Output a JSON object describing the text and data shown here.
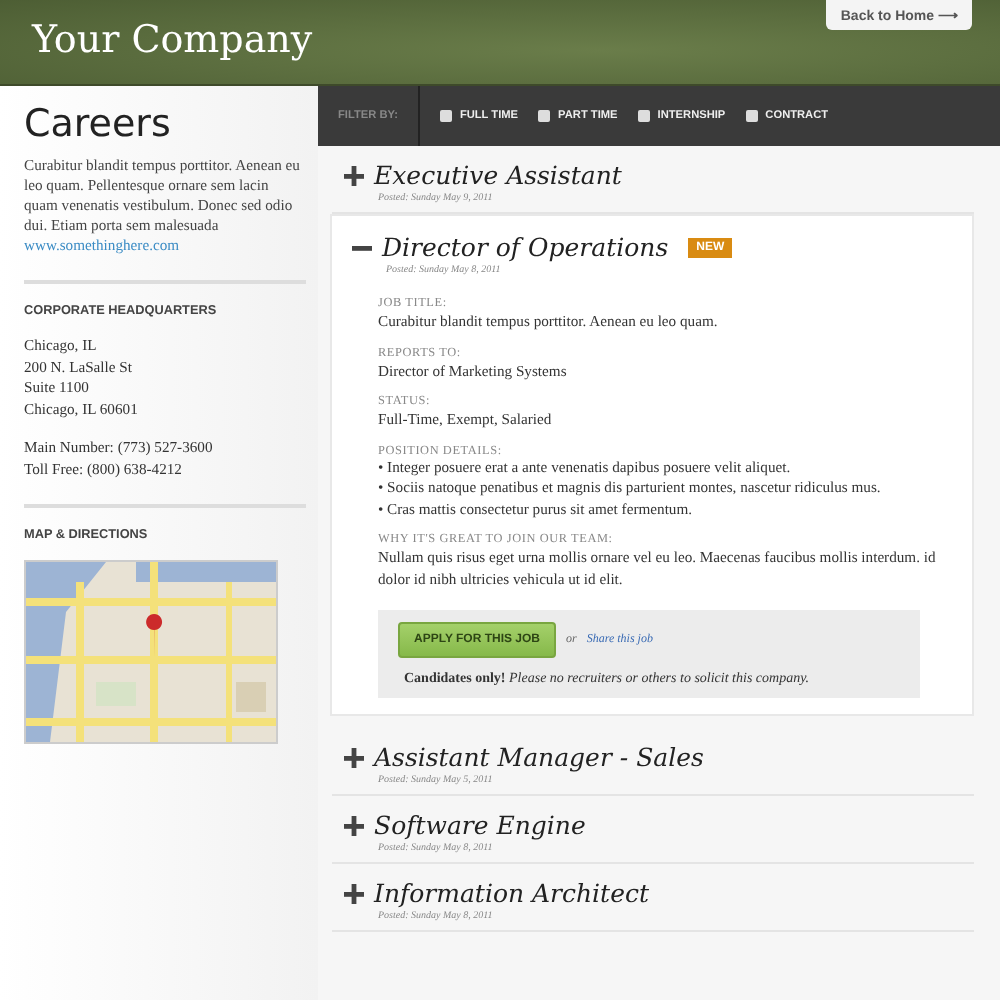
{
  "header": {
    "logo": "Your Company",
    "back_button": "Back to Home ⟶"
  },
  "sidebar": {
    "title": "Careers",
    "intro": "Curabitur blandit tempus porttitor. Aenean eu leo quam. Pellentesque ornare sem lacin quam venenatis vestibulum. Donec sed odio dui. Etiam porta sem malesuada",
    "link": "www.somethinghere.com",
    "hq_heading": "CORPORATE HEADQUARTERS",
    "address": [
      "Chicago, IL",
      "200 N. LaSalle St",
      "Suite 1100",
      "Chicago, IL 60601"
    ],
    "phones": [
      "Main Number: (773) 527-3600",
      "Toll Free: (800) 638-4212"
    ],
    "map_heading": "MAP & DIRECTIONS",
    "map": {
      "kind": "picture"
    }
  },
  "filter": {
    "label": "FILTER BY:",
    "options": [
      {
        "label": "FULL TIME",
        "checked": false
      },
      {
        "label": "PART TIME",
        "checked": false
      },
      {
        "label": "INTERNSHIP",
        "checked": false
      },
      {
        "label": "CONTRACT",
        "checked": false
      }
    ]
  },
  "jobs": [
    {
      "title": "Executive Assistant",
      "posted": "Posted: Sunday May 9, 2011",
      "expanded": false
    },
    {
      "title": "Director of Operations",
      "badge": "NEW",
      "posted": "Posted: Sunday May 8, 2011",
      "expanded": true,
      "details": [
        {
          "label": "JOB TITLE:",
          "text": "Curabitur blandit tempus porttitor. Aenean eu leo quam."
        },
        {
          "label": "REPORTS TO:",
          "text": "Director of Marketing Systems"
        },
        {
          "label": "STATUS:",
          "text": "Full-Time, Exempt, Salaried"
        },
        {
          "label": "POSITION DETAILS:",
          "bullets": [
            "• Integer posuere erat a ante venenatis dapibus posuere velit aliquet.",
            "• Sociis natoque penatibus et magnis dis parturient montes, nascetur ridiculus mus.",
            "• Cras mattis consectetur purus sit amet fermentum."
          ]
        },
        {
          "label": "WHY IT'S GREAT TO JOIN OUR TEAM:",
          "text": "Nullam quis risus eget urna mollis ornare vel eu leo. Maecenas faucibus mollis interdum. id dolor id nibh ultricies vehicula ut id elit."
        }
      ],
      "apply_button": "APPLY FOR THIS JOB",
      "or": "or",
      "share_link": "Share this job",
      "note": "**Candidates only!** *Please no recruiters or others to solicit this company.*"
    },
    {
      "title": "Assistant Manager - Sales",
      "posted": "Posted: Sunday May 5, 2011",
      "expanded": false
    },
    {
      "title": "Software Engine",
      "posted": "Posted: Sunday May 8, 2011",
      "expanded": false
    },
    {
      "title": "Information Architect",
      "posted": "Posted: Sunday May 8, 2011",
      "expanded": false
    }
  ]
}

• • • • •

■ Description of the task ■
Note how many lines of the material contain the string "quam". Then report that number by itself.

■ Output for this task ■
2